| ASSIGNED TASK |
Show every line from the entries that follow which holds the word "icon".
<<<<
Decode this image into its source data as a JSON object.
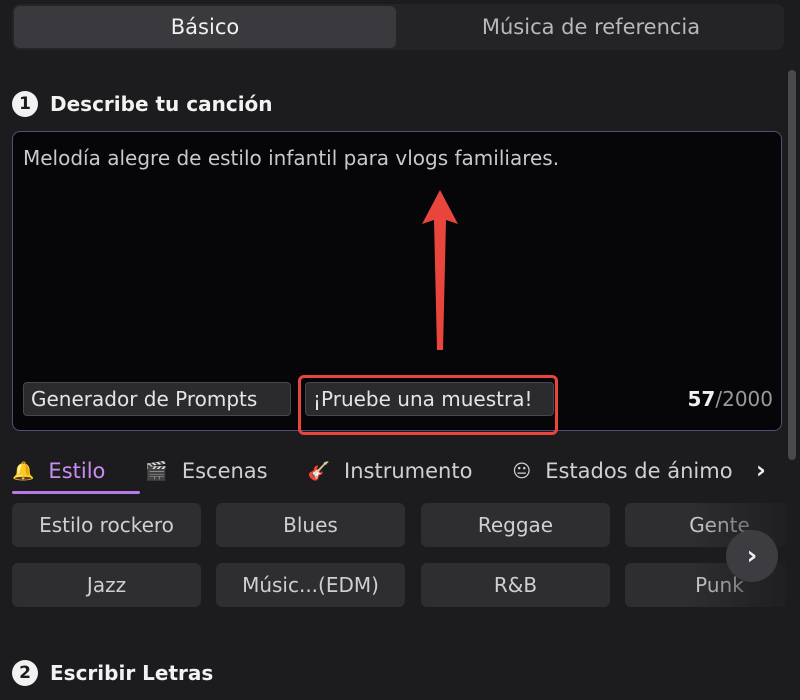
{
  "tabs": [
    {
      "label": "Básico",
      "active": true
    },
    {
      "label": "Música de referencia",
      "active": false
    }
  ],
  "section1": {
    "number": "1",
    "title": "Describe tu canción"
  },
  "prompt": {
    "value": "Melodía alegre de estilo infantil para vlogs familiares.",
    "generator_label": "Generador de Prompts",
    "sample_label": "¡Pruebe una muestra!",
    "char_count": "57",
    "char_limit": "/2000"
  },
  "categories": [
    {
      "icon": "🔔",
      "icon_name": "bell-icon",
      "label": "Estilo",
      "active": true
    },
    {
      "icon": "🎬",
      "icon_name": "clapperboard-icon",
      "label": "Escenas",
      "active": false
    },
    {
      "icon": "🎸",
      "icon_name": "guitar-icon",
      "label": "Instrumento",
      "active": false
    },
    {
      "icon": "😐",
      "icon_name": "face-icon",
      "label": "Estados de ánimo",
      "active": false
    }
  ],
  "styles": [
    "Estilo rockero",
    "Blues",
    "Reggae",
    "Gente",
    "Jazz",
    "Músic...(EDM)",
    "R&B",
    "Punk"
  ],
  "section2": {
    "number": "2",
    "title": "Escribir Letras"
  },
  "colors": {
    "accent": "#b77ae8",
    "highlight": "#e8453c",
    "background": "#1c1c1e"
  }
}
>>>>
| YOUR SOLUTION |
      "icon": "🔔",
      "icon_name": "bell-icon",
      "icon": "🎬",
      "icon_name": "clapperboard-icon",
      "icon": "🎸",
      "icon_name": "guitar-icon",
      "icon": "😐",
      "icon_name": "face-icon",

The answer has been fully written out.